George Weigel Critiques Papal-Fiction-as-Fact

Cites John Cornwell´s Loose Research

Print Friendly, PDF & Email
Share this Entry

WASHINGTON, D.C., JAN. 17, 2002 ( ZENIT here reprints a recent essay from George Weigel on a book by John Cornwell.

* * *

by George Weigel

John Cornwell, the British Catholic writer, might call it journalistic license. I call it a case of being truth-challenged.

Mr. Cornwell´s new book, «Breaking Faith: The Pope, the People, and the Fate of Catholicism,» begins thus:

«Early in the year 2001, eight hundred people turned out on a wintry night to hear the American Catholic writer George Weigel speak at London´s Westminster Cathedral. The occasion was the paperback release of his biography of John Paul II, Witness to Hope. The audience listened respectfully as Weigel ran through a litany of papal statistics: ´670,000 miles traveled on 84 papal trips … that is, 2.8 times the distance between the earth and the moon;´ 3,078 addresses and homilies delivered;´ ´13 million people met in audience´ as well as ´15,000 intimate personal encounters;´ ´159 new cardinals appointed.´ In ´144 ceremonies,´ John Paul had ´beatified 798 men and women and canonized 290 new saints;´ he had nominated ´2,650 of the Church´s 4,200 bishops.´ ´The printed record of his teaching,´ Weigel proclaimed finally, ´covers ten whole linear feet of shelf space in libraries!´»

Get the picture? Overwrought papal biographer — a statistic-loving Yank, no less! — cheerleads for John Paul II in Westminster Cathedral. It´s an effective piece of stagecraft setting up Mr. Cornwell´s critique of the Pope and his leadership of the Church.

The problem is, I never said any of this in Westminster Cathedral. Not a word. I did lecture there this past March 7, and my subject was the achievement of John Paul II. The analysis was drawn in large part from the epilogue of Witness to Hope. Mr. Cornwell, evidently unwilling to engage the argument I was making that evening, took some soberly-narrated statistics from a previous section of the epilogue, put them into my mouth at Westminster Cathedral, and thus had his frothy opening scene.

John Cornwell might call it journalistic license. I call it being truth-challenged.

The laxity of Mr. Cornwell´s grasp on authorial ethics was depressingly clear in his previous potboiler, the grotesquely-named «Hitler´s Pope»; here, the problems began even before the reader got to the first page. The book´s cover photo was carefully cropped and blurred to suggest Cardinal Eugenio Pacelli (who became Pius XII in 1939) leaving a meeting with the Nazi dictator. In fact, the photo, taken six years before Hitler came to power, was a picture of Pacelli leaving a 1927 reception for German president Hindenburg, and the soldiers wearing those familiar coal-scuttle helmets were an honor guard provided by the Weimar Republic, not the Third Reich (which didn´t exist at the time).
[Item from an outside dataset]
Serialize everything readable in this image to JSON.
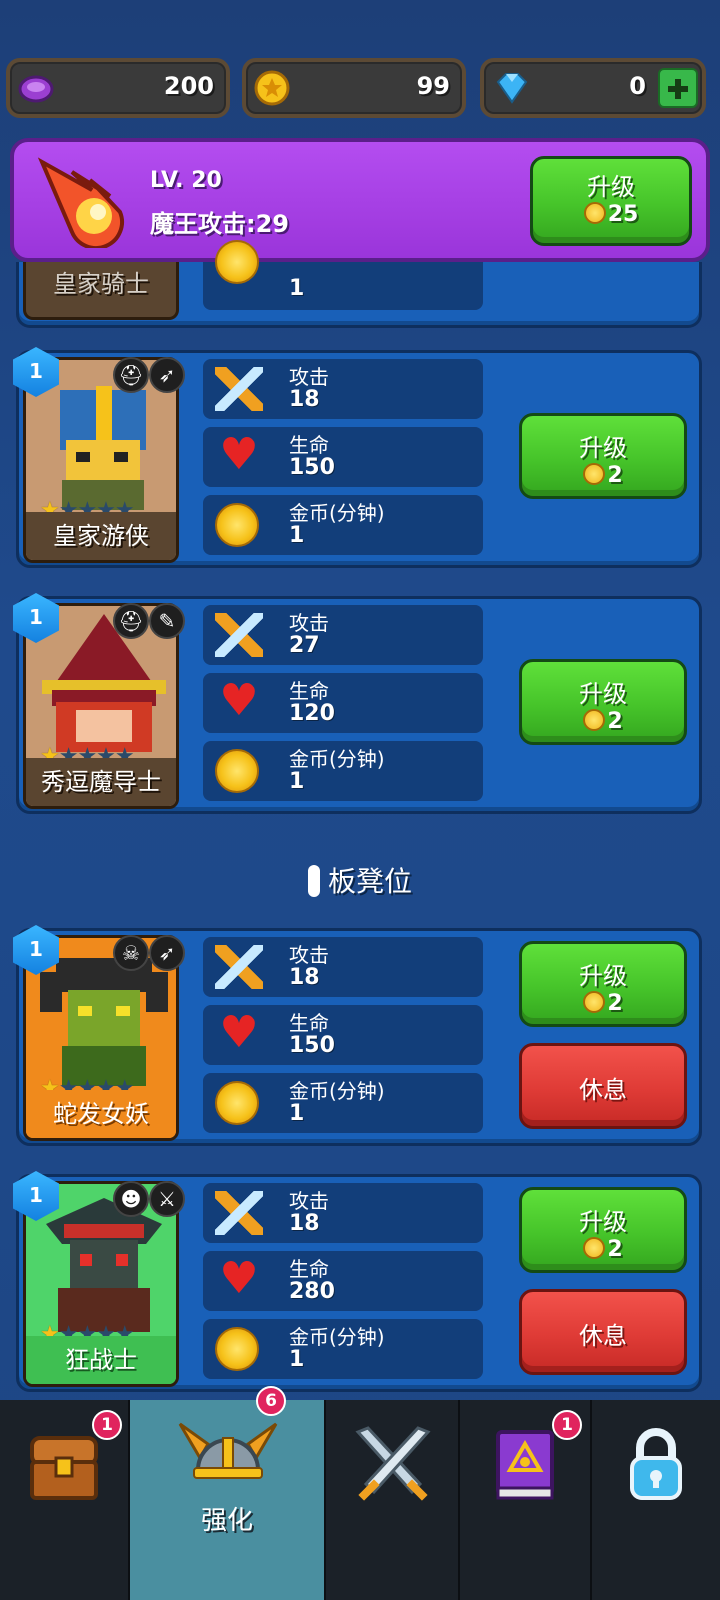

In «Hitler´s Pope,» John Cornwell claimed to have been the first writer to gain access to certain Vatican archives. The claim is false; others had previously worked over the material Cornwell saw, and Cornwell had no access to materials previously unavailable to scholars. Cornwell also claimed that he had worked for «months on end» in the Vatican archives. As an official statement published in the Vatican newspaper rather delicately put it, «This statement does not correspond absolutely to truth, either.» The records indicate that Cornwell´s research began in the archives on May 12, 1997 and concluded on June 2 of that year — about three weeks. Moreover, Cornwell did not visit the archive every day during that period and when he did, he frequently stayed for short periods of time. A 1919 letter from Nuncio Pacelli, which Cornwell described as hidden for decades in the Vatican archives «like a timebomb,» had in fact been previously published in 1992.

In «Breaking Faith» (neatly summarized by Father Richard Neuhaus as a book in which the author «explains how the Catholic Church has broken faith with his understanding of what the Catholic Church should be»), John Cornwell complains that Catholic writers engaged in «conservative media polemics» have engaged in «slander» against him by questioning the accuracy of his reporting on the Vatican, the Pope, and the world Church in his books and in the international press. Mr. Cornwell protests far too much. On the very first page of «Breaking Faith,» indeed in the very first paragraph, he conjures up a fiction to fit his journalistic needs and has the temerity to call it fact.

Journalistic license? No, truth-challenged.

Print Friendly, PDF & Email
Share this Entry


Support ZENIT

If you liked this article, support ZENIT now with a donation